John McWilliams, a longtime client of your firm, contacted you back in early April. He was concerned that his family needed cash, so he asked you what made the most sense from a tax perspective. You explained to him that thanks to the CARES Act, he could borrow up to 100% of his 401(k) plan or $100K, whichever was less. And, that borrowed funds would not be taxable income unless he did not repay the loan. John thanked you for the advice.

John called your office again in June. He was concerned that he had made a mistake taking the 401(k) loan because, due to the business impact of the coronavirus pandemic, he lost his job and has no means to repay the 401(k) loan. You explained that prior to the enactment of the TCJA in December of 2017, taxpayers who lost the ability to repay their 401(k) loans via payroll deduction had to come up with funds to repay the loan within 60 days of termination or be forced to treat the loan as an early distribution, subject to tax and penalty.  The new law, you explained, under TCJA, gives John until the due date of his tax return, plus extension, for the year of default (2020 in our example), to repay the loan amount to another qualified plan or IRA and not be subject to the tax and penalty. In other words, John has until October of 2021 before the loan default creates a problem.

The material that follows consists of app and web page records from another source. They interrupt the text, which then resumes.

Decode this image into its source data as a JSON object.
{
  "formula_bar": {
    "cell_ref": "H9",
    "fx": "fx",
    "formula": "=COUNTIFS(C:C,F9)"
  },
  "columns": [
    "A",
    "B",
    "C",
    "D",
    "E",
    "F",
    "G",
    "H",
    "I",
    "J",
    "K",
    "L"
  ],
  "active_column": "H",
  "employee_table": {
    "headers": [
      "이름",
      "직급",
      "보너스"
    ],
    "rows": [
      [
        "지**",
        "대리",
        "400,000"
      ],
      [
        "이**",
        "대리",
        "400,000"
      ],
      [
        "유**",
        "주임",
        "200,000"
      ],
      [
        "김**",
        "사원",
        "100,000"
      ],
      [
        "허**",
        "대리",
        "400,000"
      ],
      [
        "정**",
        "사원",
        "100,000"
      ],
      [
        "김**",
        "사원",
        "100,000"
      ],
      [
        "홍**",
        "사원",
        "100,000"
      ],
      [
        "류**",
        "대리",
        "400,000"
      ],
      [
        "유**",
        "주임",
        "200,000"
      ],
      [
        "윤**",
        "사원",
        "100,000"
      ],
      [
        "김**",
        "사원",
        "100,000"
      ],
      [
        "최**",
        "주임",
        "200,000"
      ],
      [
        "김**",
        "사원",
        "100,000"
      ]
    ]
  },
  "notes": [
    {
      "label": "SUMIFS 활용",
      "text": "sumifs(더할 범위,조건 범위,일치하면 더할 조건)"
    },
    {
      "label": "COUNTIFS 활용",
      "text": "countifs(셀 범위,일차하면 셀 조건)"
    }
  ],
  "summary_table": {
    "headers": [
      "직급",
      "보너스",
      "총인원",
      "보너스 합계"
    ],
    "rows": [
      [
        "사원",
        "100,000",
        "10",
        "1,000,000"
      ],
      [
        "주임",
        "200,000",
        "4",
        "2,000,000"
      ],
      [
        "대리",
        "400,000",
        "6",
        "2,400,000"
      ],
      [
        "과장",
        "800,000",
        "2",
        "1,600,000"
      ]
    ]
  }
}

John thanked you for the advice but is fearful given the economic climate created by the pandemic that he will not be able to get the money reinvested by October of 2021 and asked you if there are any other strategies he could pursue. Assuming John cannot repay the 401(k) loan, his default will be considered a deemed distribution from a qualified plan, subject to tax but not an early withdrawal penalty because you can argue it was a coronavirus-related distribution.

You mentioned that the CARES Act also provides a mechanism to repay early, pandemic-related withdrawals within three years of the time it was withdrawn (as long as the withdrawal occurred after January 1, 2020 and before December 31, 2020) and remove the inclusion of the income from being taxed. You explained that we will at least need to report the distribution ratably over the three years but if John would find himself in a position to reinvest some or all of the distribution, we could amend the earlier returns and recover the taxes he paid.

In early 2022, John contacted you and explained that his aunt passed away and left him $250K. Eager to minimize any potential tax consequence, he inquiries what can be done. You remind him of the provisions mentioned under the CARES Act and in 2022 John reinvests $100K to an IRA. You amend his 2020 and 2021 returns (2022 wasn’t filed yet) to remove the ratably included deemed distributions from 2020 and 2021. John will now be refunded the tax he paid in the earlier years for the ratably included distribution.

As explained at the outset, accessing IRAs and qualified plans may be a huge mistake from a retirement planning perspective, but the provisions afforded taxpayers via recent legislation may save clients from financial ruin while providing an opportunity to make their accounts whole again. While few clients may experience a windfall as John in our example did, three years may provide time to least reduce the impact of 2020 withdrawals, reduce the tax burden created by these withdrawals and get your client back on the path to a more stable and comfortable retirement.

by Tom O’Saben, EA

Disclaimer: The information referenced in Tax School’s blog is accurate at the date of publication. You may contact if you have more up-to-date, supported information and we will create an addendum.

University of Illinois Tax School is not responsible for any errors or omissions, or for the results obtained from the use of this information. All information in this site is provided “as is”, with no guarantee of completeness, accuracy, timeliness or of the results obtained from the use of this information. This blog and the information contained herein does not constitute tax client advice.